o introduce the June 24 celebrations dedicated to Florence’s patron saint St John the Baptist, it is wise to draw inspiration from the Oltrarno, and in particular from a street in this area that tells us so much about the history of Florence, namely Via Maggio.
The image of St John the Baptist was disseminated throughout Europe on the florin, the Florentine coin that was introduced in 1252, and was even mentioned by Dante in his masterpiece The Divine Comedy. It is also present in a fifteenth-century fresco representing Christ’s baptism by the Lorenzo di Bicci workshop, and a 1467 triptych by Neri di Bicci in the church of San Felice. St John the Baptist can also be seen on the capitals in the Palazzo Ricasoli Firidolfi courtyard and in the private chapel of Palazzo Ridolfi in Via Maggio, which was built at the end of the sixteenth century by Giovan Battista Zanchini and attributed to Santi di Tito.
To get inside the heart of this Florentine feast day, the words of nineteenth-century English poet Elizabeth Barrett Browning are perhaps some of the most revealing.

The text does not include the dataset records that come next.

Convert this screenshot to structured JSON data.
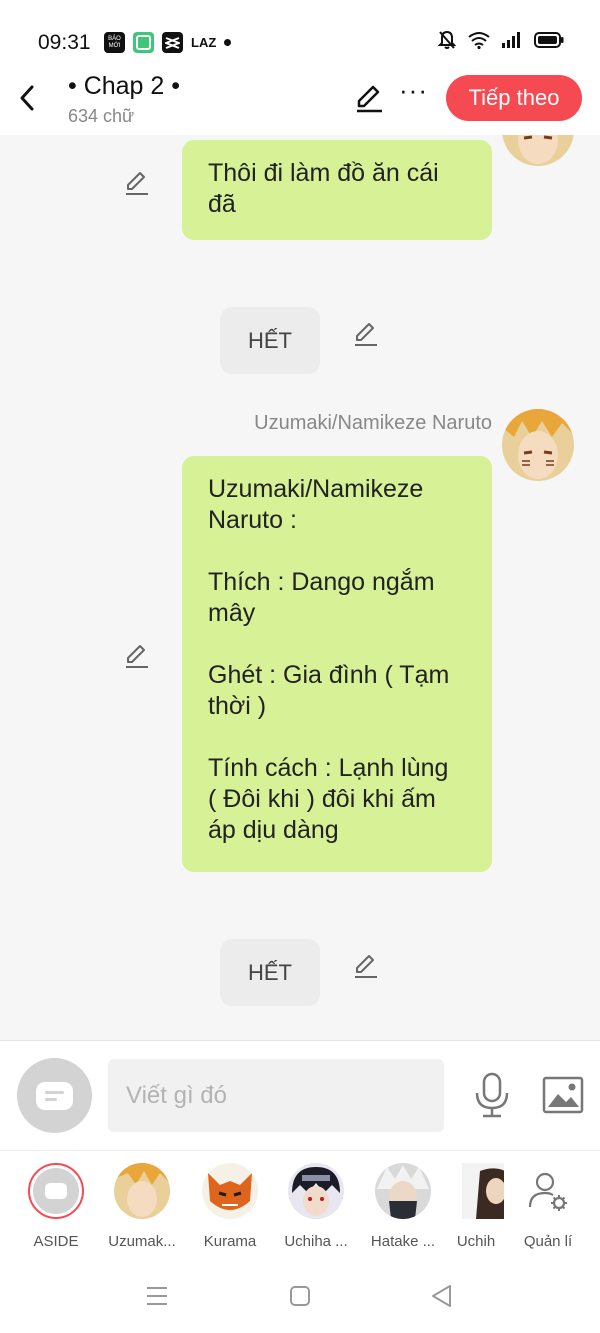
{
  "status_bar": {
    "time": "09:31",
    "app_icons": [
      "BÁO MỚI",
      "green-square-app-icon",
      "capcut-icon",
      "LAZ"
    ]
  },
  "header": {
    "chapter_title": "• Chap 2 •",
    "word_count": "634 chữ",
    "next_button": "Tiếp theo"
  },
  "messages": [
    {
      "type": "bubble",
      "lines": [
        "Thôi đi làm đồ ăn cái",
        "đã"
      ]
    },
    {
      "type": "end",
      "text": "HẾT"
    },
    {
      "type": "bubble",
      "sender": "Uzumaki/Namikeze Naruto",
      "lines": [
        "Uzumaki/Namikeze",
        "Naruto :",
        "",
        "Thích : Dango ngắm",
        "mây",
        "",
        "Ghét : Gia đình ( Tạm",
        "thời )",
        "",
        "Tính cách : Lạnh lùng",
        "( Đôi khi ) đôi khi ấm",
        "áp dịu dàng"
      ]
    },
    {
      "type": "end",
      "text": "HẾT"
    }
  ],
  "input": {
    "placeholder": "Viết gì đó"
  },
  "characters": [
    {
      "name": "ASIDE",
      "icon": "aside-card-icon",
      "selected": true
    },
    {
      "name": "Uzumak..."
    },
    {
      "name": "Kurama"
    },
    {
      "name": "Uchiha ..."
    },
    {
      "name": "Hatake ..."
    },
    {
      "name": "Uchih"
    },
    {
      "name": "Quản lí",
      "icon": "user-settings-icon"
    }
  ],
  "colors": {
    "accent": "#f54a52",
    "bubble": "#d7f196",
    "background": "#f6f6f6"
  }
}
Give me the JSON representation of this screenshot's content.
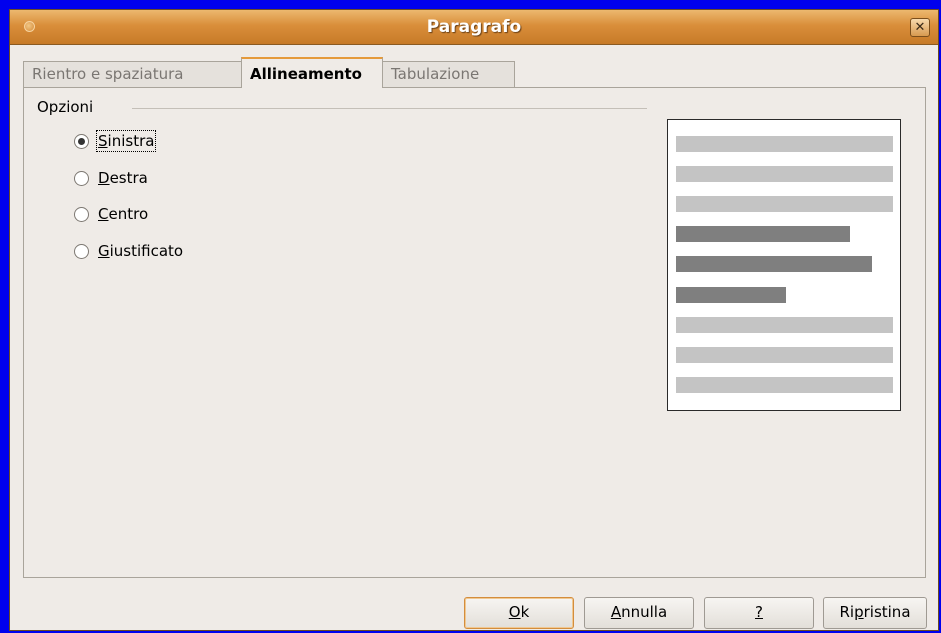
{
  "window": {
    "title": "Paragrafo",
    "close_glyph": "✕"
  },
  "tabs": [
    {
      "label": "Rientro e spaziatura",
      "active": false
    },
    {
      "label": "Allineamento",
      "active": true
    },
    {
      "label": "Tabulazione",
      "active": false
    }
  ],
  "options": {
    "group_label": "Opzioni",
    "radios": [
      {
        "mnemonic": "S",
        "rest": "inistra",
        "checked": true
      },
      {
        "mnemonic": "D",
        "rest": "estra",
        "checked": false
      },
      {
        "mnemonic": "C",
        "rest": "entro",
        "checked": false
      },
      {
        "mnemonic": "G",
        "rest": "iustificato",
        "checked": false
      }
    ]
  },
  "preview": {
    "line_colors": {
      "context": "#c4c4c4",
      "current": "#7f7f7f"
    }
  },
  "buttons": {
    "ok": {
      "mnemonic": "O",
      "rest": "k"
    },
    "cancel": {
      "mnemonic": "A",
      "rest": "nnulla"
    },
    "help": {
      "mnemonic": "?",
      "rest": ""
    },
    "reset": {
      "pre": "Ri",
      "mnemonic": "p",
      "rest": "ristina"
    }
  }
}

Barret Browning spent her Florentine days writing verses in her literary shelter of Casa Guidi on Via Maggio, an apartment that she shared with her husband Robert Browning at the south end of the street, and which can be visited every year from April to November. Amongst her writings, she describes how the feast day was celebrated during the period of the Italian Risorgimento.
In a letter to her sister dated June 1847, Barrett Browing writes:
“Meanwhile, here is the grand festa of San Giovanni, the patron saint of Florence, the grandest festa of the year—and there are to be chariot races in the piazza close to us, & horse races (without riders) somewhere else—games in the manner of the ancients—also fireworks at night. We had intended to have hidden our sublime faces from these things—but after all, I suppose we shall not—it seems foolish not to see what is so characteristic of the people when we have only to open our eyes—so we have ordered the carriage as usual at six, & I will tell you the result. The fireworks I certainly shall like to see: for I like fireworks, & Robert says that Italy is famous for them. Altogether it will cost us a few pauls & two headaches, perhaps.”
Characteristic of both yesterday and today, the annual St John the Baptist fireworks display that the city offers to its residents and visitors is a real Florentine tradition that struck the English poet. This is how she describes it:
“I couldn’t help screaming out for pleasure, and surprise. I never had seen any good fireworks, but Robert, who had, declared that nothing ever met his eyes to compare with these…and then the whole scene, the river, the people, the garden & characteristic houses contrived to throw one into a fit of ec[s]tasy—it was my turn to be child, after all my fine reflection of the hour before. Beyond description beautiful, these fireworks were. Great temples, living in light up in the sky…fantastic palaces, burning there & going out, fading away, leaving rains of glory…fountains of flame rising upward as if to find the stars, & then falling, falling into the river…dripping in a regular noiseless splendor which took away your breath! and then entire globes which leapt above the houses, & there broke into a rain of fire or of living fiery serpents which seemed tensing & curling when you looked at them! I cannot describe to you how marvellously beautiful it was.”
Trace Elizabeth Barrett Browning’s steps in Florence with a trip to Casa Guido, located at Piazza San Felice, 8 (347 69 68 528; email@example.com). Open from April till November on Monday, Wednesday and Friday (3–6 p.m.). Entrance is free.